The landmark study focused on 75 adult males who reported same-sex attractions and chose to explore their “sexual attraction fluidity.”

“My therapist never tried to get me to change my sexuality, or who I was attracted to, but instead helped me to process traumatic memories from my past that had brought me shame and fear,” said a 30-year-old male participant with unwanted same-sex attractions.

“It was difficult to work through my memories, but after some time, I started noticing my attractions beginning to shift,” he continued. “It has been several months since I stopped my Reintegrative Therapy and the changes I experienced have remained. My attractions to other men have decreased significantly, and my attractions to women have increased.”

“I’m thankful for the time I spent processing those experiences, because I know I was not ‘born this way’ and simply destined to have those feelings, no matter what,” he added.

“The findings of this study aren’t surprising to us,” noted Dr. Carolyn Pela, professor and head of the School of Arts, Sciences and Humanities at Arizona Christian University. “Supporting the self-determination and autonomy of the client, as practiced by the therapists in this study, is a common factor in beneficial and not harmful psychotherapy. Perhaps honoring the clients’ agenda to explore sexual attraction potential is the difference that made the difference with these participants.”

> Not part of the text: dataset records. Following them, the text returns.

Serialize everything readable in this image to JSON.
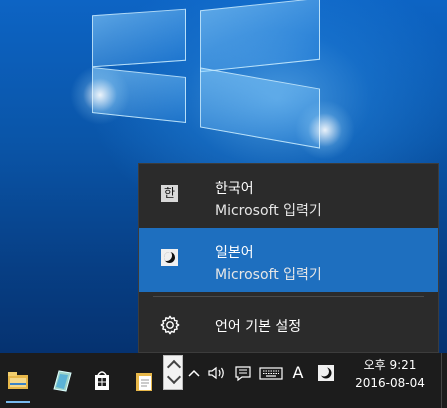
{
  "language_menu": {
    "items": [
      {
        "badge": "한",
        "name": "한국어",
        "ime": "Microsoft 입력기",
        "selected": false
      },
      {
        "badge": "",
        "name": "일본어",
        "ime": "Microsoft 입력기",
        "selected": true
      }
    ],
    "settings_label": "언어 기본 설정"
  },
  "tray": {
    "input_indicator": "A",
    "time": "오후 9:21",
    "date": "2016-08-04"
  },
  "colors": {
    "menu_bg": "#2b2b2b",
    "selected_bg": "#1e6fbf",
    "taskbar_bg": "#1c1c1c",
    "accent_underline": "#76b9ed"
  }
}
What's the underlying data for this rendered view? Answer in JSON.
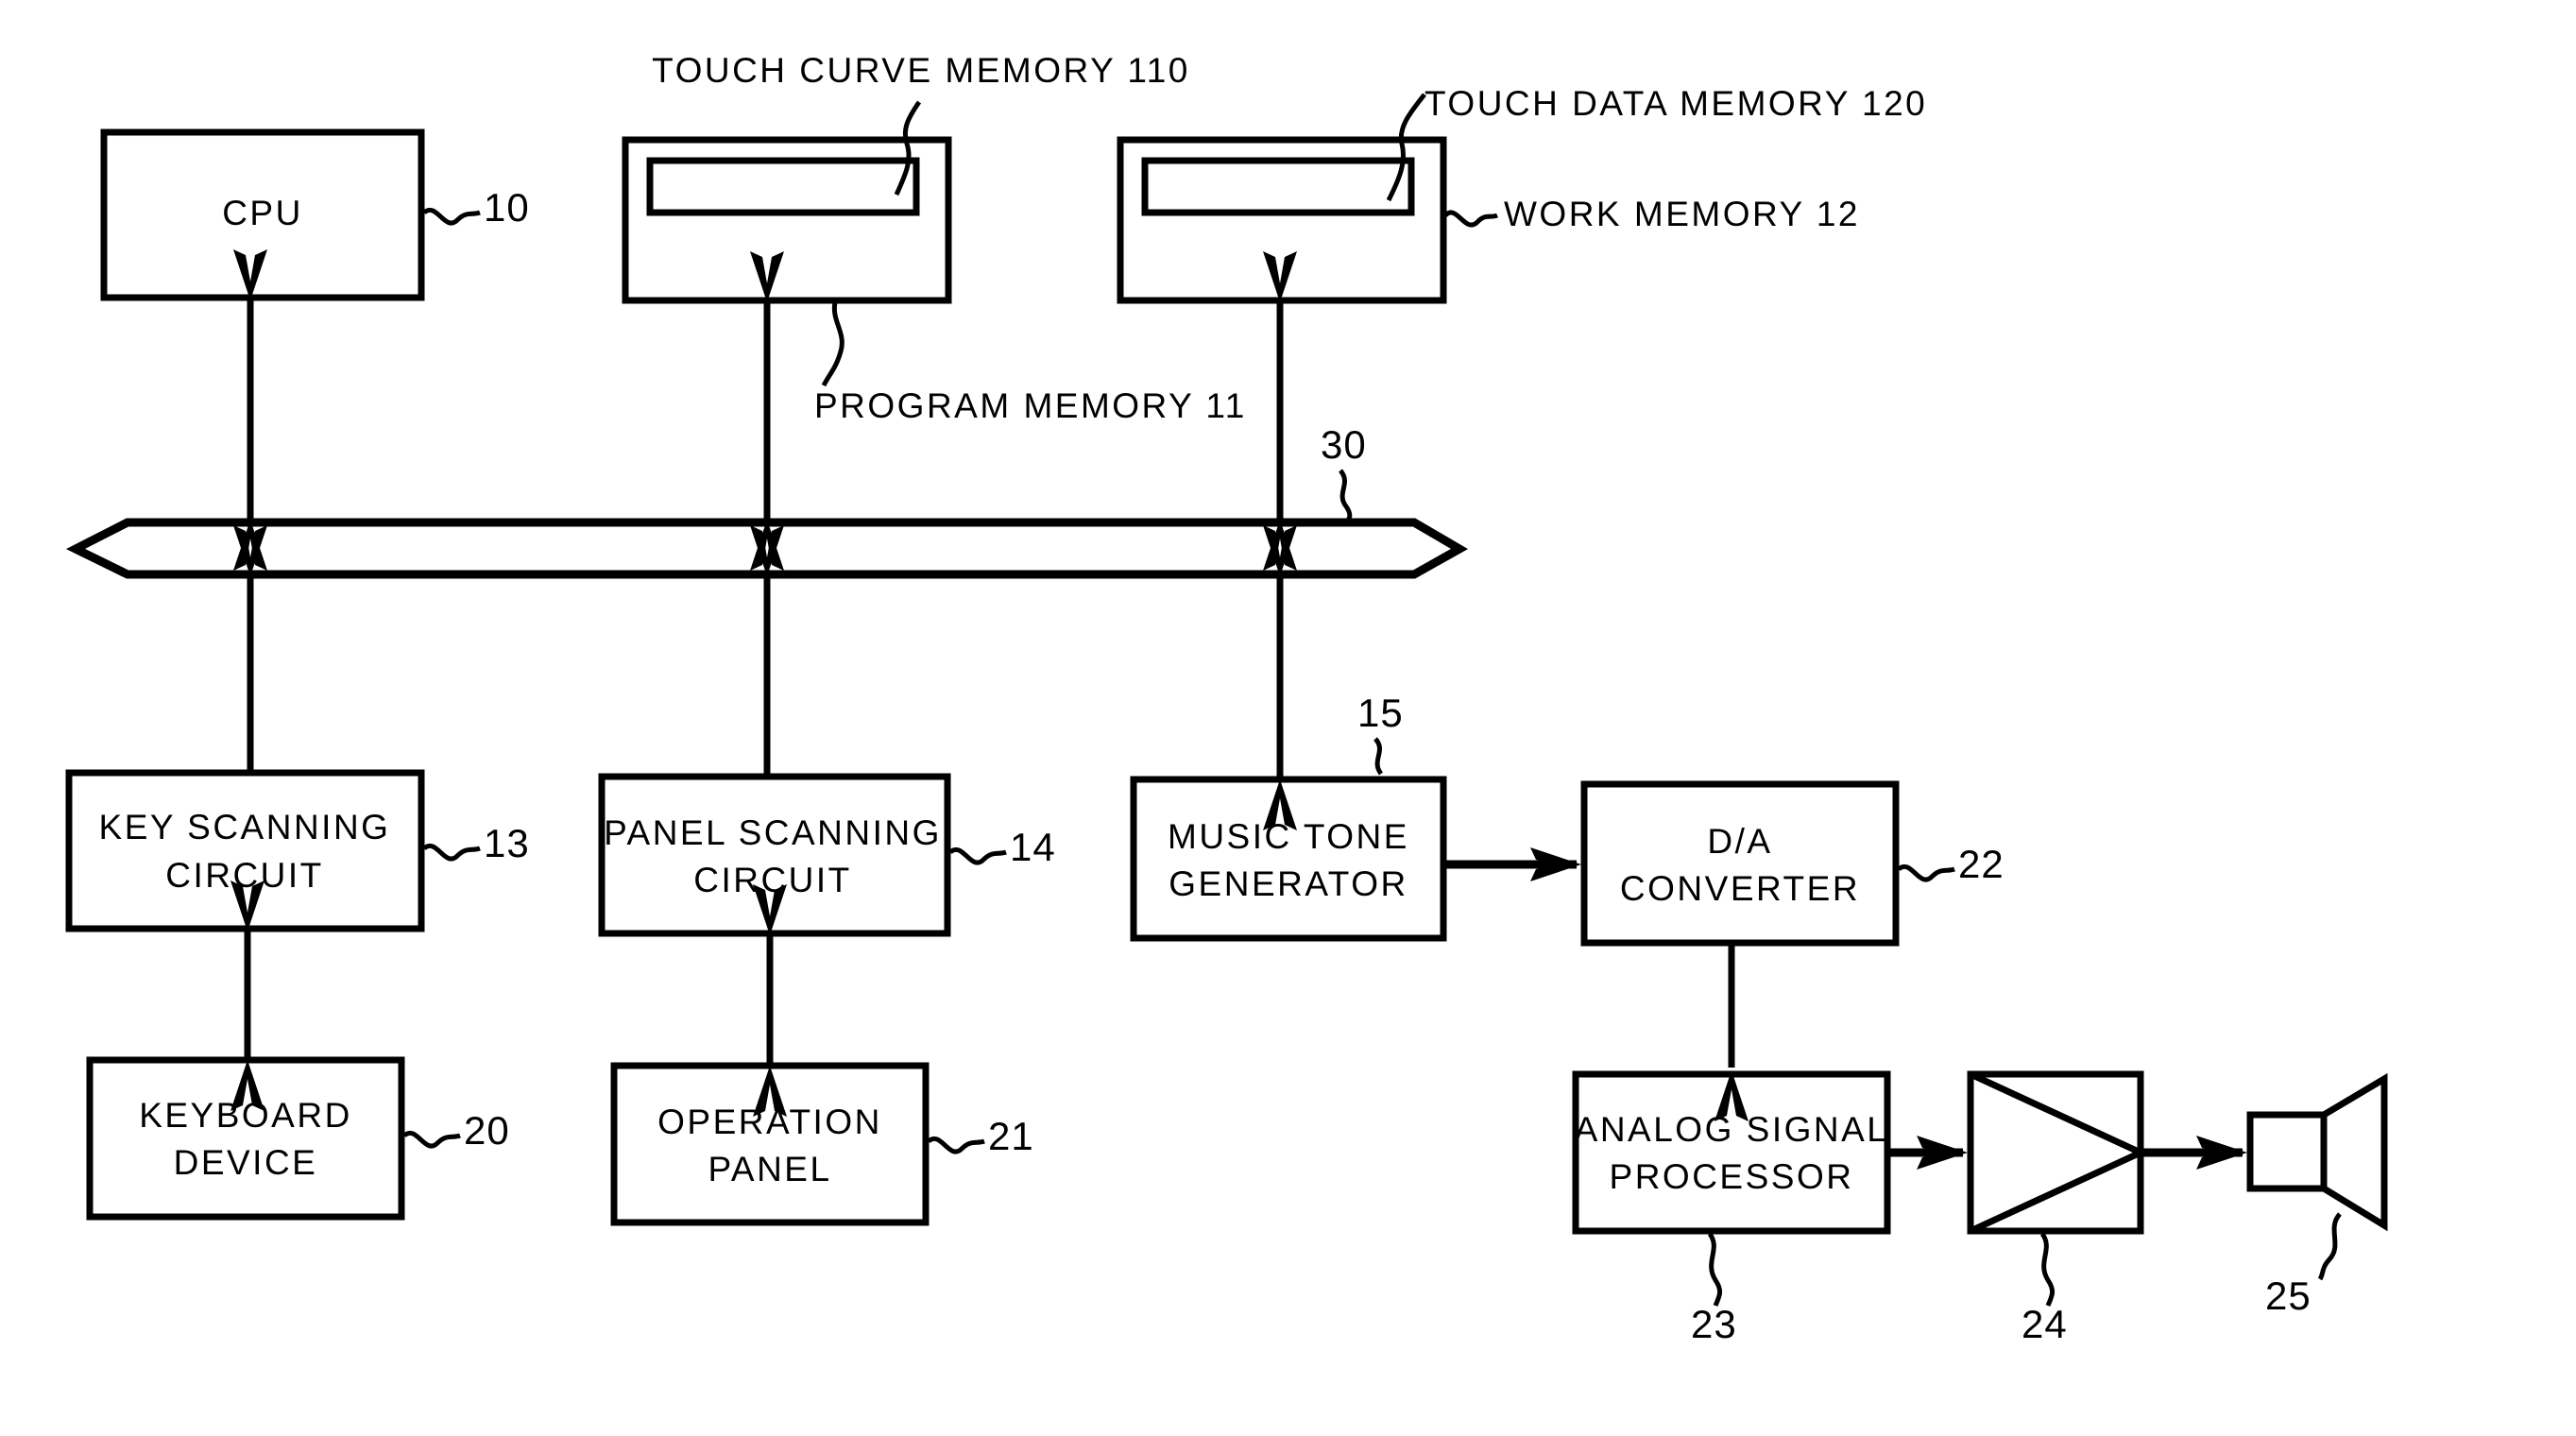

Legal bans on counseling for unwanted same-sex attraction harm individuals 

As a result of their findings, the study’s authors have directed strong criticism at state legislative bodies, the American Psychological Association, and other mental health associations now officially supporting legislative bans of sexual attraction sexual fluidity exploration (SAFE-T) asserting that:

Recent legislative efforts initiated by politicians and activists have limited or threatened to limit the autonomy and self-determination of individuals desiring sexual attraction fluidity exploration in therapy (SAFE-T), claiming that SAFE-T is ineffective and harmful.

[W]arnings by the American Psychological Association and other mental health associations against clients using SAFE-T are misinformed, unprofessional, and even unethical in terms of meeting the legitimate self-determination needs of clients. Similarly, the past failure of American Psychological Association to instruct those engaged in anti-SAFE-T legislation advocacy that research does not document that SAFE-T is harmful, and that all mainstream psychotherapy has a risk of harm, is no longer acceptable.

A pair of scholarly studies published last spring reached the same conclusion, challenging the long-held politically-charged notion that counseling efforts to help individuals who experience unwanted same-sex attraction (SSA) are harmful.

Together, the three studies may well turn the tide on continued legal efforts in jurisdictions around the country to ban sexual orientation change efforts (SOCE) that have been waged in the past decade.

Branded with the pejorative label “conversion therapy,” SOCE have been villainized by special interest groups seeking to bolster the idea that homosexuality is an immutable trait in order to substantiate sweeping changes in laws that have served to erode humanity’s understanding of marriage; allowed a barrage of attacks undermining religious liberty; killed the operation of many Christian social programs, especially adoption and foster care organizations; and justified the purposeful denial of fathers and mothers to a generation of children being raised in same-sex households.